A microscope image of the novel micro-scaffold. Image: TU Wien.

If bodily tissue could be produced artificially from stem cells, then injuries could be healed with the body's own cells, and one day it may even be possible to produce artificial organs. But getting cells into the desired shape is difficult. Existing methods involve either creating small tissue building blocks, such as round cell agglomerates or flat cell sheets, and then assembling them into the desired shape, or creating a fine, porous scaffold with the desired shape that is cultivated with cells. Both approaches have advantages and disadvantages.

Researchers at the Vienna University of Technology (TU Wien) in Austria have now developed a third approach. Using a special laser-based 3D printing technique, they have produced micro-scaffolds with a diameter of less than a third of a millimetre, which can accommodate thousands of cells. This approach combines an initial high cell density with the flexibility to adapt to the shape and mechanical properties of the scaffold.
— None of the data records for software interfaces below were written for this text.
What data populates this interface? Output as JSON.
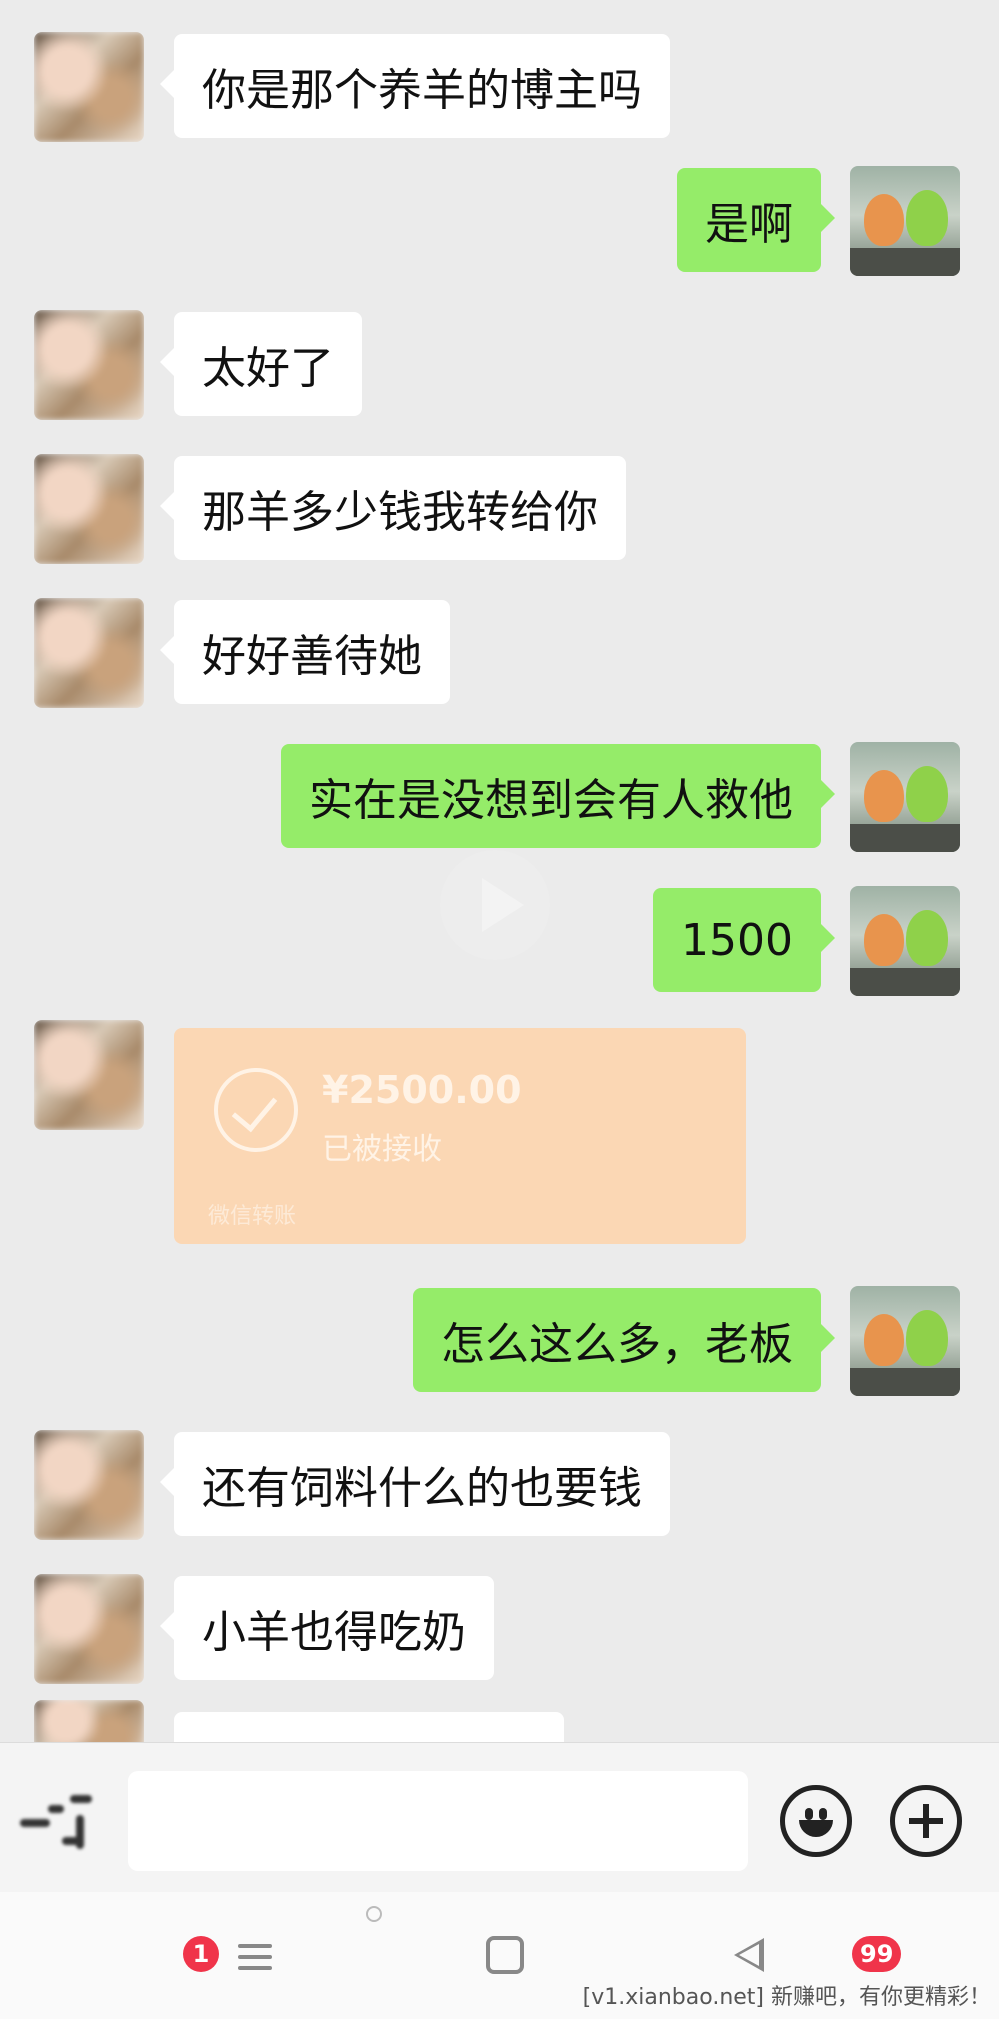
{
  "messages": [
    {
      "side": "left",
      "text": "你是那个养羊的博主吗"
    },
    {
      "side": "right",
      "text": "是啊"
    },
    {
      "side": "left",
      "text": "太好了"
    },
    {
      "side": "left",
      "text": "那羊多少钱我转给你"
    },
    {
      "side": "left",
      "text": "好好善待她"
    },
    {
      "side": "right",
      "text": "实在是没想到会有人救他"
    },
    {
      "side": "right",
      "text": "1500"
    },
    {
      "side": "left",
      "type": "transfer",
      "amount": "¥2500.00",
      "status": "已被接收",
      "footer": "微信转账"
    },
    {
      "side": "right",
      "text": "怎么这么多，老板"
    },
    {
      "side": "left",
      "text": "还有饲料什么的也要钱"
    },
    {
      "side": "left",
      "text": "小羊也得吃奶"
    }
  ],
  "input_bar": {
    "placeholder": "",
    "icons": [
      "voice-icon",
      "emoji-icon",
      "plus-icon"
    ]
  },
  "nav_bar": {
    "left_badge": "1",
    "right_badge": "99",
    "icons": [
      "menu-icon",
      "home-icon",
      "back-icon"
    ]
  },
  "colors": {
    "chat_bg": "#ebebeb",
    "sent_bubble": "#95ec69",
    "received_bubble": "#ffffff",
    "transfer_card": "#fbd7b4",
    "badge": "#f0344a"
  },
  "watermark": "[v1.xianbao.net] 新赚吧，有你更精彩！"
}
"The scaffold-based approaches that have been developed so far have great advantages: if you first make a porous scaffold, you can precisely define its mechanical properties," says Olivier Guillaume, a researcher in the team of Aleksandr Ovsianikov at TU Wien’s Institute of Materials Science and Technology and lead author of a paper on this work in Acta Biomaterialia. "The scaffold can be soft or hard as needed, it consists of biocompatible materials that are degraded in the body. They can even be equipped with special biomolecules that promote tissue formation."

The downside, however, is that it is difficult to populate such a scaffold with cells quickly and completely. Especially with large scaffolds, it takes a long time for the cells to migrate into the interior of the structure, meaning the cell density remains very low and inhomogeneous.
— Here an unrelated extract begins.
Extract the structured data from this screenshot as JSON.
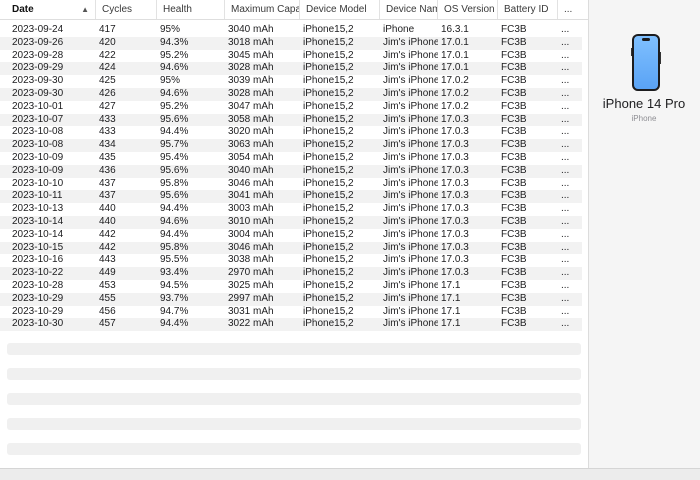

The situation is completely different if no such scaffold is used. In that case, it is possible to simply grow small cell agglomerates, which are then joined together in the desired shape so that they eventually merge. With this technique, the number of cells is large from the start, but there are hardly any possibilities to intervene in the process. For example, the cell spheres could change their size or shape, producing tissue with different properties than desired.

"We have now succeeded in combining the advantages of both approaches – using an extremely high-resolution 3D printing method that we have been researching here at TU Wien for years," says Ovsianikov.
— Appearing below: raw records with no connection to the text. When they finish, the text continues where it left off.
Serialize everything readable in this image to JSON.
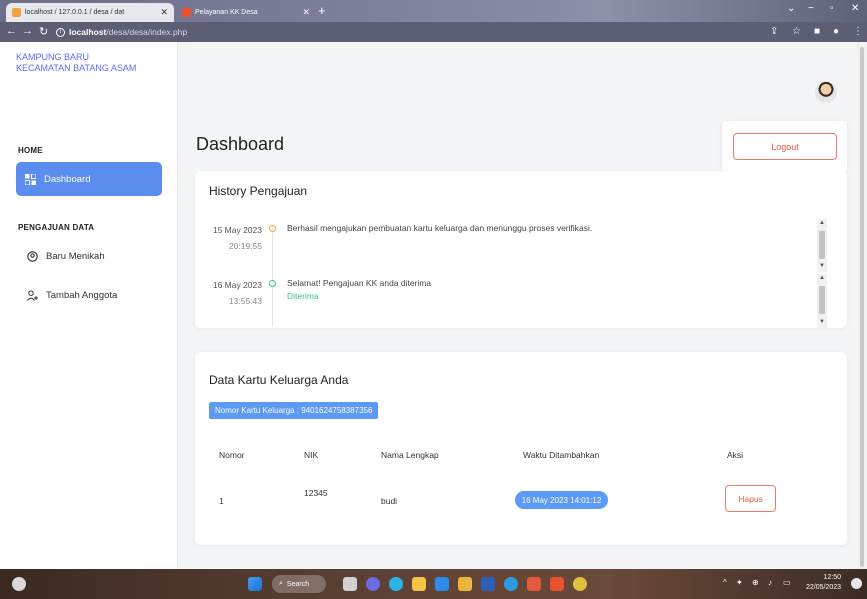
{
  "browser": {
    "tabs": [
      {
        "label": "localhost / 127.0.0.1 / desa / dat",
        "active": true
      },
      {
        "label": "Pelayanan KK Desa",
        "active": false
      }
    ],
    "url_host": "localhost",
    "url_path": "/desa/desa/index.php"
  },
  "sidebar": {
    "brand_line1": "KAMPUNG BARU",
    "brand_line2": "KECAMATAN BATANG ASAM",
    "section_home": "HOME",
    "dashboard_label": "Dashboard",
    "section_pengajuan": "PENGAJUAN DATA",
    "baru_menikah_label": "Baru Menikah",
    "tambah_anggota_label": "Tambah Anggota"
  },
  "main": {
    "title": "Dashboard",
    "logout_label": "Logout"
  },
  "history": {
    "title": "History Pengajuan",
    "items": [
      {
        "date": "15 May 2023",
        "time": "20:19:55",
        "message": "Berhasil mengajukan pembuatan kartu keluarga dan menunggu proses verifikasi.",
        "status": "",
        "dot_color": "#f2a33a"
      },
      {
        "date": "16 May 2023",
        "time": "13:55:43",
        "message": "Selamat! Pengajuan KK anda diterima",
        "status": "Diterima",
        "dot_color": "#3cc38a"
      }
    ]
  },
  "kk": {
    "title": "Data Kartu Keluarga Anda",
    "badge": "Nomor Kartu Keluarga : 9401624758387356",
    "headers": {
      "nomor": "Nomor",
      "nik": "NIK",
      "nama": "Nama Lengkap",
      "waktu": "Waktu Ditambahkan",
      "aksi": "Aksi"
    },
    "rows": [
      {
        "nomor": "1",
        "nik": "12345",
        "nama": "budi",
        "waktu": "16 May 2023 14:01:12",
        "aksi": "Hapus"
      }
    ]
  },
  "taskbar": {
    "search_label": "Search",
    "time": "12:50",
    "date": "22/05/2023"
  }
}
This printing technique is called two-photon polymerization and uses a light-sensitive polymer material that is cured with a laser beam at the desired positions. This allows structures to be produced with an accuracy in the range of less than 1µm.

Ovsianikov and his team used this laser method to create filigree, highly porous scaffolds with a diameter of just under a third of a millimetre. The design of these micro-scaffolds allows the rapid generation of cell agglomerates inside. At the same time, the cells are protected from external mechanical damage, similar to the way a rally driver is protected by a roll-cage.

"These cell-filled scaffolds are relatively easy to handle and can coalesce," explains Ovsianikov. "When many of them are brought into direct contact, it is possible to create large tissue constructs with a high initial cell density in a short time. Still, we can control the mechanical properties of the structure well."

The underlying concept of this novel tissue engineering strategy was originally presented by the research group in 2018. Now, for the first time, they have shown that the method actually works.

"We were able to show that the method actually delivers the benefits we were hoping for," says Ovsianikov. "We used stem cells for our experiments, which can be induced to produce either cartilage or bone tissue. We were able to show that the cells from neighbouring scaffold units do indeed merge and actually form a single tissue. In doing so, the structure retains its shape. In the future, these scaffold units could even be made injectable for use in minimally invasive surgery."

This story is adapted from material from TU Wien, with editorial changes made by Materials Today. The views expressed in this article do not necessarily represent those of Elsevier. Link to original source.